- Higher early repayment penalties. If you break a mortgage early with RBC, you might incur an IRD penalty (Interest Rate Differential). These fees are widely known to be extremely costly.
What are the different kinds of rates?
Banks offer different kinds of rates for mortgages. All of Canada’s big banks usually offer three types of rates: inflated rates used for reference, contracts and penalties; rates they post online or advertise to customers as special or limited time offers; and rates they keep quiet about but are the best rates, normally these are negotiated.
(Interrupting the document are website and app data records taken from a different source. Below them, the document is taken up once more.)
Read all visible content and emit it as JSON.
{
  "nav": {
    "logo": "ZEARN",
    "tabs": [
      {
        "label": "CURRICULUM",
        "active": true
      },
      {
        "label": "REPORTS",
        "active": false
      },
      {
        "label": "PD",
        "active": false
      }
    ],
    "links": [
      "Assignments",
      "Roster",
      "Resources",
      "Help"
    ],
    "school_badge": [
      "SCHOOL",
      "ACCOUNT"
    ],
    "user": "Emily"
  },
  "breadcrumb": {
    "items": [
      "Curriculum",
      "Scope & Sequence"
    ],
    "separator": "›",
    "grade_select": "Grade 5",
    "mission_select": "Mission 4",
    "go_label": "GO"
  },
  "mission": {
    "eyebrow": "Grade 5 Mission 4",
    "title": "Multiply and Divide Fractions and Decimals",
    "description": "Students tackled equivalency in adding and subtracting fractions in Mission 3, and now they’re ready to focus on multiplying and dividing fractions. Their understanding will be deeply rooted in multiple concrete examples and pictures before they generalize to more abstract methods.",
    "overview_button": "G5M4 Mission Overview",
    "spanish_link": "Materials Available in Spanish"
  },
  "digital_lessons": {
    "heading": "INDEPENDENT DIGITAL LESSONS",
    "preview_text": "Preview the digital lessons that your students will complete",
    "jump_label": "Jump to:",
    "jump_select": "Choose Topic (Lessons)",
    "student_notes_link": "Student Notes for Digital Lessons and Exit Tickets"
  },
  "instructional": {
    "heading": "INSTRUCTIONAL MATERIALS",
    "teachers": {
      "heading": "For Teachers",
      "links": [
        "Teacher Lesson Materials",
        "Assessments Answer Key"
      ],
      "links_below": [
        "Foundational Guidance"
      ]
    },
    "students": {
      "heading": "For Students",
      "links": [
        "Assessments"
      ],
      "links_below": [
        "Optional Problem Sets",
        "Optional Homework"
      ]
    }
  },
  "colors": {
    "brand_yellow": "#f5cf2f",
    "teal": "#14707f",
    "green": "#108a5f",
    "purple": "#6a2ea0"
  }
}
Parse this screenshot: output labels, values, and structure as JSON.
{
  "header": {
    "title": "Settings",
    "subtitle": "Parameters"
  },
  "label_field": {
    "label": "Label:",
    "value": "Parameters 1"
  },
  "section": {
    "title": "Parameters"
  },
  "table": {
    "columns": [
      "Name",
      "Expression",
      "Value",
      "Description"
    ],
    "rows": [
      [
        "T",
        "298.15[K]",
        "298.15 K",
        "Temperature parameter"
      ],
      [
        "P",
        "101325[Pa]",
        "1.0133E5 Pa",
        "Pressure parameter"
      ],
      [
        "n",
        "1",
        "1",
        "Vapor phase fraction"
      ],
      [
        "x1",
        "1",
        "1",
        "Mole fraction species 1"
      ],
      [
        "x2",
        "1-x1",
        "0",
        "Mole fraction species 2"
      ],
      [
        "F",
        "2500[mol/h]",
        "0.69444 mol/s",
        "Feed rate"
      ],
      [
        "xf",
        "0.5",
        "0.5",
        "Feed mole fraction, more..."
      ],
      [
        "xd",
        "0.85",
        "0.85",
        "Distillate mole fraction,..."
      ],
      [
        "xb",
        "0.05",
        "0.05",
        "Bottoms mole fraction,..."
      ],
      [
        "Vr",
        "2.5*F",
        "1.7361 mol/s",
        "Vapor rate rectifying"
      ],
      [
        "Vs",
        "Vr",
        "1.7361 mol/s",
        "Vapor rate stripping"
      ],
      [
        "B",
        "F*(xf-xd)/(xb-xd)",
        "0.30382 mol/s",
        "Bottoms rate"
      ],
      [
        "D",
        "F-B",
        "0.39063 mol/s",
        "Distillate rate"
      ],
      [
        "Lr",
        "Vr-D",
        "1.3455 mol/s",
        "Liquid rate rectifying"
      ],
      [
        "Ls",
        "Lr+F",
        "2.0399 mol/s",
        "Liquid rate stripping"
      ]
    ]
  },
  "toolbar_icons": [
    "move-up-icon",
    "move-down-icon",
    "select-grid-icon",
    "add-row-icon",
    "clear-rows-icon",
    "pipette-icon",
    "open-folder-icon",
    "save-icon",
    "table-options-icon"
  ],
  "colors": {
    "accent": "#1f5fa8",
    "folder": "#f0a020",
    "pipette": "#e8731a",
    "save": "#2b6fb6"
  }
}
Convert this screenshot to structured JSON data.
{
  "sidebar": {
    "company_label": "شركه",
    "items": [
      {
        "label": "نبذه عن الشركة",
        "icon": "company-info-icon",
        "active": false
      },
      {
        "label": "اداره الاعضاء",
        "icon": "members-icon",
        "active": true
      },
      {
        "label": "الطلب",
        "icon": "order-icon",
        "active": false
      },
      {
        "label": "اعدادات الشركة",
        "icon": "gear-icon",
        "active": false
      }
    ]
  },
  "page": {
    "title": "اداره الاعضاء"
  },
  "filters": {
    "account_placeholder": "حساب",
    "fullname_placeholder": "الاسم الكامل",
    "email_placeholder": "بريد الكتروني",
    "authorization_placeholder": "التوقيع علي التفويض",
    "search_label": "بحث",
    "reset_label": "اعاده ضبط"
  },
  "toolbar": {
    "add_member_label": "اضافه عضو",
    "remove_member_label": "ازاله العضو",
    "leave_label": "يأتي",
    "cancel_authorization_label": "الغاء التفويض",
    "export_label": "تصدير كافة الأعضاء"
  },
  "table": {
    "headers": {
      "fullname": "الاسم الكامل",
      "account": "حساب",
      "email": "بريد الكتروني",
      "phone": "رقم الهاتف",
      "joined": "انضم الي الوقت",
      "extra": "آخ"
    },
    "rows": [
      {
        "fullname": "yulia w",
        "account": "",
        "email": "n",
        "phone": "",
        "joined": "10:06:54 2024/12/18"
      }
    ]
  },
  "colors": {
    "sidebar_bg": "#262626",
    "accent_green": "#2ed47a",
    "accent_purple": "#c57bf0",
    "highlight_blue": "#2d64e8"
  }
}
Posted rates are the rates used to determine penalty fees. As a result, these rates are inflated to get banks more money. No one should be paying posted rates on a mortgage. They are used for reference and customers can negotiate or seek out better advertised rates from there.
Special Mortgage Rates
Special mortgage rates are the rates normally offered online or in advertisements as a limited time deal. They are not limited time deals or special in any way. They are lower than posted rates and generally what mortgage specialists can outright offer clients. However, smaller lenders and credit unions generally offer more competitive rates than the big banks’ special rates. Seeking out comparable loans and their rates can put you in a position to ask for even better rates than what big banks offer you as “special”.
Discretionary rates are the good deals big banks can offer, but won’t openly tell clients about or advertise publicly. Banks will offer these rates to preferred clients, because they don’t want to lose their business. Ultimately, banks want business and any client, preferred or not, can negotiate rates down into the discretionary category.